3. When children make mistakes, do we help them see the mistakes as opportunities for learning?
I asked my daughter, 13 years old at the time, to finish cooking pasta as I went out to do something. When I returned the house was full of smoke, the pot completely burnt and lunch destroyed. I wanted to scream at her for not being careful, for not being helpful and god knows what else, but fortunately the research I was reading about rushed into my head fast enough. Instead, I calmly said: “Hmmm, this didn’t really turn out well. If you were to do it again, what would you do differently?” (By the way, this is a very powerful question, I suggest using it often!) I could see her face relax and brain switch on. Immediately she mentioned attention, watching the pot, checking the time and temperature, etc.
I gave her an opportunity to reflect and learn from the failure. I helped her develop a “growth” mindset. There is a lot of research about our mindsets and how they affect our success in work, school or life. It comes down to having one of the two basic mindsets (we may have a different one in different life areas): fixed or growth mindset. Fixed mindset makes you see intelligence and abilities as innate and fixed, thus not open for change or improvement, and when facing a setback, mistake or a problem, people try to protect their intelligence by rationalizing, defending, getting angry, blaming others or circumstances. The growth mindset, on the other hand, makes you see all of the above as learning opportunities and challenges and opens you up to new knowledge, changes, and growth.
4. Do we encourage children to finish what they started?
Let’s imagine a situation. What would you tell your son/daughter if he/she failed to win a sports competition they really care about?
“The referee wasn’t fair!”
“You didn’t have luck this time.”
“That other boy pushed you. It is his fault.”
” Don’t worry you’ll do better next time.”
Another key ‘ingredient’ in school success, researched by Prof. Angela Duckworth, is grit – an ability to work for long periods of time, even when it’s hard and boring. In her own words, grit is like “running a marathon”.
According to the research about “grit”, the best answer would be something along these lines:
“You really tried this time, but it wasn’t enough to win.”
“Let’s see what else you can work on to improve and get better.”
“Maybe you should practice more / harder / in a different way.”
“To win the game takes a lot of effort, endurance, and persistence.”
5. Do we encourage children to reach out and ask for help when necessary?
High school physics wasn’t my forte. I struggled, to say the least. I was among the best students in class and very proud, so I tried to work it out by myself. Unsuccessfully! My grades kept getting worse until my ego deflated and I reached out to a friend, a physics whiz. Her explanations totally made sense and with a bit of tutoring my grades went back up! Realizing how important it is to ask for help when necessary, I tried to instill that into my daughter’s learning attitude.

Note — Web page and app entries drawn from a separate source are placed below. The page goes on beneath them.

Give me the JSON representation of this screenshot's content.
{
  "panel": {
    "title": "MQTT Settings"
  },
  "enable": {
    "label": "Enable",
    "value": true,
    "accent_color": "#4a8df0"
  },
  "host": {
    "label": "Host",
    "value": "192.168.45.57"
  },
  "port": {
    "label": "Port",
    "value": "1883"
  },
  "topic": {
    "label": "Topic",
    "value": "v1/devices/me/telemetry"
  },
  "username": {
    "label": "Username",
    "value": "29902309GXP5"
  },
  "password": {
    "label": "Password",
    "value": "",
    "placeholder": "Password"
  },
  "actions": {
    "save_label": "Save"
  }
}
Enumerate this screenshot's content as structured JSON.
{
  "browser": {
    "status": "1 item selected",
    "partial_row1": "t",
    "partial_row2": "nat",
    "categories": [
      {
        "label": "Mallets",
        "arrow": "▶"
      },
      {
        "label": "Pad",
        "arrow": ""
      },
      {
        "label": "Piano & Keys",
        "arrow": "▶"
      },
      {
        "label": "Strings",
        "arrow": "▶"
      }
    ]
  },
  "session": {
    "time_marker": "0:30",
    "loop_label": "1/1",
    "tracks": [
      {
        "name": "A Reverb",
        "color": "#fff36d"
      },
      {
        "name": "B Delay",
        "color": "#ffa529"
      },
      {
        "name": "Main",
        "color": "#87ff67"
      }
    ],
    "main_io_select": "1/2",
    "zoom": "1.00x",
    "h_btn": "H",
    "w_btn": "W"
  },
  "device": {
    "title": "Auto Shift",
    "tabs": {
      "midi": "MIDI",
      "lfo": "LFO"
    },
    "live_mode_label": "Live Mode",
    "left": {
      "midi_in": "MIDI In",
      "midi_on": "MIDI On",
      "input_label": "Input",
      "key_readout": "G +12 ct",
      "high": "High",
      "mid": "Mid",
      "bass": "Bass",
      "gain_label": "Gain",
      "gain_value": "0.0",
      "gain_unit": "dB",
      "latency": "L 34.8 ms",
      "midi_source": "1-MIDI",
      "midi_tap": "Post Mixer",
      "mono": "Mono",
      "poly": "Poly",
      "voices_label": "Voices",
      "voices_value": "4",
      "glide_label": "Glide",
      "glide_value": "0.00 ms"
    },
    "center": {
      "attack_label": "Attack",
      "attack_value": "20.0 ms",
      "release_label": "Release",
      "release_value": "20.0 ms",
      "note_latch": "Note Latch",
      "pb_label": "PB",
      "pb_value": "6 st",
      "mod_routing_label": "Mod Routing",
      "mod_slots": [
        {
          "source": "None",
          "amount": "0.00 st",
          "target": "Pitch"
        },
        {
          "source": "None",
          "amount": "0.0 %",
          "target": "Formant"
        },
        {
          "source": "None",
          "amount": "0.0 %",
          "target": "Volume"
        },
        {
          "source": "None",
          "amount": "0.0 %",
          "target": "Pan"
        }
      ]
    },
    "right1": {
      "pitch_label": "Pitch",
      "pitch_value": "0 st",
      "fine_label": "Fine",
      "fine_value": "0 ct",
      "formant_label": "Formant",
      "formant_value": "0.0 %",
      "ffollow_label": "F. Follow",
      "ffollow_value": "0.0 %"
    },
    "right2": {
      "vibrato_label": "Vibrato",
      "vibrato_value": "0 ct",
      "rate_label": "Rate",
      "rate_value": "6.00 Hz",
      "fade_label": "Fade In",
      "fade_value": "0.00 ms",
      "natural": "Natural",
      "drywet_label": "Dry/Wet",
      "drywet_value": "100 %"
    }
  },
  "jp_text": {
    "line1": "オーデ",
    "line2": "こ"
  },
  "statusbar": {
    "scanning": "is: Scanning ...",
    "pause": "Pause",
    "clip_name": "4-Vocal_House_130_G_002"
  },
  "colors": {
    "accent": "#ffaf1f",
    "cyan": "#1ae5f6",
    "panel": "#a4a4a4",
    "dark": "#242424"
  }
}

It didn’t work out immediately, but at one point in high school she figured it out – ask the teacher about essay writing, asks parents to get you a math tutor, organize a study group with classmates for Spanish. She turned her studying around completely.
Being a good role model, encouraging children to be responsible for their learning and ask for help when necessary, helping children develop focus, growth mindset and grit are all useful methods not only in education but also in life. Life skills matter as much as education does and our biggest parenting job is to raise independent, confident, responsible children capable of managing themselves, searching for their own path to success and happiness and finding their own place in the society.